Washington, D.C. — International Business Machines (IBM) announced on Friday that it would be donating over 5 million dollars to the United States Holocaust Memorial Museum located in Washington D.C’s National Mall.
On November 1, 1978, President Jimmy Carter established the President’s Commission on the Holocaust, chaired by Elie Wiesel, a prominent author, and Holocaust survivor. On April 26, 1993, the Museum opened to the general public. Its first visitor was the 14th Dalai Lama of Tibet.
“IBM has a long and proud tradition of being both an innovator and a progressive force in the workplace,” said IBM Director of Communication and Public Outreach Bethany Millbright. “With this large donation to the United States Holocaust Memorial Museum, we hope to put to rest all the controversy of IBM’s alleged involvement with the 3rd Reich.”
In a 2001 book by Edwin Black titled IBM and the Holocaust: The Strategic Alliance between Nazi Germany and America’s Most Powerful Corporation, Mr. Black outlined how IBM’s technology helped facilitate Nazi genocide through generation and tabulation of punch cards based upon national census data.
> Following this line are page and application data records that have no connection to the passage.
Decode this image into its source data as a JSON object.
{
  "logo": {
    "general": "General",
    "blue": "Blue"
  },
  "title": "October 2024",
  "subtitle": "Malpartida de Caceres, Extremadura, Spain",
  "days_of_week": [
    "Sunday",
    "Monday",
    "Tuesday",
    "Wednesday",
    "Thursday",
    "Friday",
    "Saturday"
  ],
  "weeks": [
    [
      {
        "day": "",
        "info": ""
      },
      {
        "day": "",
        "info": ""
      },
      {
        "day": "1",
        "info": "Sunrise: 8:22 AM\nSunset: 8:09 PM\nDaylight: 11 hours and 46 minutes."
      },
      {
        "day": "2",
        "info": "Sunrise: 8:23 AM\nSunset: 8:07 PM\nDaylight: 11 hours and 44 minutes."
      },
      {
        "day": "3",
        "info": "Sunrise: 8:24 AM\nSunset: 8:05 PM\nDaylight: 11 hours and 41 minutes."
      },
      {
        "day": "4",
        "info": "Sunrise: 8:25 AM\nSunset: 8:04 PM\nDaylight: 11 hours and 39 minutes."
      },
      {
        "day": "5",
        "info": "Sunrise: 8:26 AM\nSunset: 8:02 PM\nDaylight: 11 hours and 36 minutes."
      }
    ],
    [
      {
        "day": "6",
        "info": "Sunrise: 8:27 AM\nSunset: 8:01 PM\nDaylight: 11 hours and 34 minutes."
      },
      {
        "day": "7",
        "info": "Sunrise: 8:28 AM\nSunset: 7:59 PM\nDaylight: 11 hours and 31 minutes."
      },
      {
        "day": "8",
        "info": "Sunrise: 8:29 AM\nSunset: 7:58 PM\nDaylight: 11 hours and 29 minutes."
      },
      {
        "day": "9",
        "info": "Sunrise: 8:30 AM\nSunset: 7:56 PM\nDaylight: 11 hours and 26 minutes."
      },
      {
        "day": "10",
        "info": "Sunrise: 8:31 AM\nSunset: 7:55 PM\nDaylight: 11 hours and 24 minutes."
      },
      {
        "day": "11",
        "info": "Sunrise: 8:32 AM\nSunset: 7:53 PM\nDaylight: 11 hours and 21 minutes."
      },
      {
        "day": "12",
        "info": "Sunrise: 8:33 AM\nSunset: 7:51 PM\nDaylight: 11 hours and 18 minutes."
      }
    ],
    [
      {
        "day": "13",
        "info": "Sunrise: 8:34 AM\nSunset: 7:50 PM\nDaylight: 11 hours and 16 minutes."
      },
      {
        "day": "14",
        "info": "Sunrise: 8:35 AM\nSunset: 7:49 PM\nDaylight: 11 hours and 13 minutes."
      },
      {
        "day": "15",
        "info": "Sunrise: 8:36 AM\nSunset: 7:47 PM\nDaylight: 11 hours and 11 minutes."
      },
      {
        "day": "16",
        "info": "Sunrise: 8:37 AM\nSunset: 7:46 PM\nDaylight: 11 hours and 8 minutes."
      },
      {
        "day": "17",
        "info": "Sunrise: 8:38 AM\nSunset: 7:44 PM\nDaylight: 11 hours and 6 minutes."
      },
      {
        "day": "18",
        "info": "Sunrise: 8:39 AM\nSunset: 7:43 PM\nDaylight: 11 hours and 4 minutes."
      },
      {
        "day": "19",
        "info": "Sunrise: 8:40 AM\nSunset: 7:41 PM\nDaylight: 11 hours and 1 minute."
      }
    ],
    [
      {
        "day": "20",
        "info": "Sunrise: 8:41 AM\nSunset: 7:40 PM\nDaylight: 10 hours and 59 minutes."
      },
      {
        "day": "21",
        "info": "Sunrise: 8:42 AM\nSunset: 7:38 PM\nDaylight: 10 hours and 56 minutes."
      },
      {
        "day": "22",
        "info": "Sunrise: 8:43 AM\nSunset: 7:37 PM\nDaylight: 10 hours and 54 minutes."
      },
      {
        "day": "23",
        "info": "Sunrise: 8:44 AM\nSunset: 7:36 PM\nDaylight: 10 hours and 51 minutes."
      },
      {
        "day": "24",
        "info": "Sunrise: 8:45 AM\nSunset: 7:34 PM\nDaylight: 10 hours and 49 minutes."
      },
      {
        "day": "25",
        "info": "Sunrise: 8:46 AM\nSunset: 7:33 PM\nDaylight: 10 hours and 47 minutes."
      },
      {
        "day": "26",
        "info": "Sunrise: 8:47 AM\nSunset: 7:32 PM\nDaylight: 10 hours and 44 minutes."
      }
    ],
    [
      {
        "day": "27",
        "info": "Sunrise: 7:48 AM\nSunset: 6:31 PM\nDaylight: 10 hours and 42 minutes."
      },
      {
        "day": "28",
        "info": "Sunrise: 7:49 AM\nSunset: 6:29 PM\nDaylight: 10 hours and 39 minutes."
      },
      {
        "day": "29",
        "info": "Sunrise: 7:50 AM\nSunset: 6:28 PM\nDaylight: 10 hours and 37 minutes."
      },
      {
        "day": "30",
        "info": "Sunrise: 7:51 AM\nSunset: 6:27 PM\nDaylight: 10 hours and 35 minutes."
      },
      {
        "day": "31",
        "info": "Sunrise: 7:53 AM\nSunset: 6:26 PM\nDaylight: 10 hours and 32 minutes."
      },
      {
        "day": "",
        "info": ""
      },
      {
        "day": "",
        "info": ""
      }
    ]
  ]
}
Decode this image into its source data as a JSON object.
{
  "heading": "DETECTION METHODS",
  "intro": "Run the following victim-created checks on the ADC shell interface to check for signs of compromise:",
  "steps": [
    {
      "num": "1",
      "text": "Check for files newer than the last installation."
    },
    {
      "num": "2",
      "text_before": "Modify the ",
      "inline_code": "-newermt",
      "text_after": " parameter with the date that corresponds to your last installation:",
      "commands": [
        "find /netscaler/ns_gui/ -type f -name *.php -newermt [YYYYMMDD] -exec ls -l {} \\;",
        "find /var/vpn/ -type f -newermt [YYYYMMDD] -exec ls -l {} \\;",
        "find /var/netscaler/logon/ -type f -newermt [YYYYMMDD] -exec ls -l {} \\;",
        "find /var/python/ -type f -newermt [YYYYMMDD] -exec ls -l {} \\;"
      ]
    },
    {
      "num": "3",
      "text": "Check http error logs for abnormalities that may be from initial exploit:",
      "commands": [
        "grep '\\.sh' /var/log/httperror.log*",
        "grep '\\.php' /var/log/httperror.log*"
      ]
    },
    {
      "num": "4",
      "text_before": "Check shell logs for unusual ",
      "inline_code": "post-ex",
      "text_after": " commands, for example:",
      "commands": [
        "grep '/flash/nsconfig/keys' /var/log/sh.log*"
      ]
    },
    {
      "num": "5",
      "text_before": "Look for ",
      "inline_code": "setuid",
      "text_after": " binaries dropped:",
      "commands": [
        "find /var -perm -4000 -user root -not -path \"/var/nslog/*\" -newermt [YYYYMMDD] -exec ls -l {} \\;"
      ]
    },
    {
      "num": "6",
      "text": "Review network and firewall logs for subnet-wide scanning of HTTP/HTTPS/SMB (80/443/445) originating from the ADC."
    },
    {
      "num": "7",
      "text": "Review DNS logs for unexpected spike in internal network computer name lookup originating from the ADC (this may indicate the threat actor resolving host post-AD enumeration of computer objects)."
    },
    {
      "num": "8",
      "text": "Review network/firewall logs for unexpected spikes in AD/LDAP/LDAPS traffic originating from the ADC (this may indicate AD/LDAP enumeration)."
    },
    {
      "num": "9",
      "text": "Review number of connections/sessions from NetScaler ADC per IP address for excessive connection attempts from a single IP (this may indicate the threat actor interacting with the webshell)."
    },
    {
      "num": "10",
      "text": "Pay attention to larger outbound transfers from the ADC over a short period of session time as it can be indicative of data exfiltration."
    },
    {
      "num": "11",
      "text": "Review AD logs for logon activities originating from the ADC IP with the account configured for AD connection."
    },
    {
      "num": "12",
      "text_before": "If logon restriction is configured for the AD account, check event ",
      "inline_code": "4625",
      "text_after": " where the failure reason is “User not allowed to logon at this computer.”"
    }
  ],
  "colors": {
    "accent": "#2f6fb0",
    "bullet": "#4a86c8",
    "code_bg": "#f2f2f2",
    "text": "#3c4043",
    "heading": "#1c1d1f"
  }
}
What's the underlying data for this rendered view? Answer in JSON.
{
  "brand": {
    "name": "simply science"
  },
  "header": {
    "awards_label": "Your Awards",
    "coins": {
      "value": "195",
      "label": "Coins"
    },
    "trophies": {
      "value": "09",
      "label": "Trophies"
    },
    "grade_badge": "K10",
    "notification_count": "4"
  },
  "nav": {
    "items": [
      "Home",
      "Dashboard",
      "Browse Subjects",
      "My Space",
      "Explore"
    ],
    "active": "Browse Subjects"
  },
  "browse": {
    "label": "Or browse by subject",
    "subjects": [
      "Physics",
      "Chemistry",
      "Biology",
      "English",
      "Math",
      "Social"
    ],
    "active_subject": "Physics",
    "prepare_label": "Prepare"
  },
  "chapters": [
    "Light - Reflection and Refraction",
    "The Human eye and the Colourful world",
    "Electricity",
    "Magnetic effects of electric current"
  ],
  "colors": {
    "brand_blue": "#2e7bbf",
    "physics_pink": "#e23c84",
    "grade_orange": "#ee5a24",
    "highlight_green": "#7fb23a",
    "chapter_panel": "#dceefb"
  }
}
IBM has neither confirmed nor denied the accusation until hinting about it at today’s announcement. Instead, the company attacked Mr. Black’s methods and conclusions and claims that all documents regarding the partnership, which may or may not has existed, were destroyed during the war.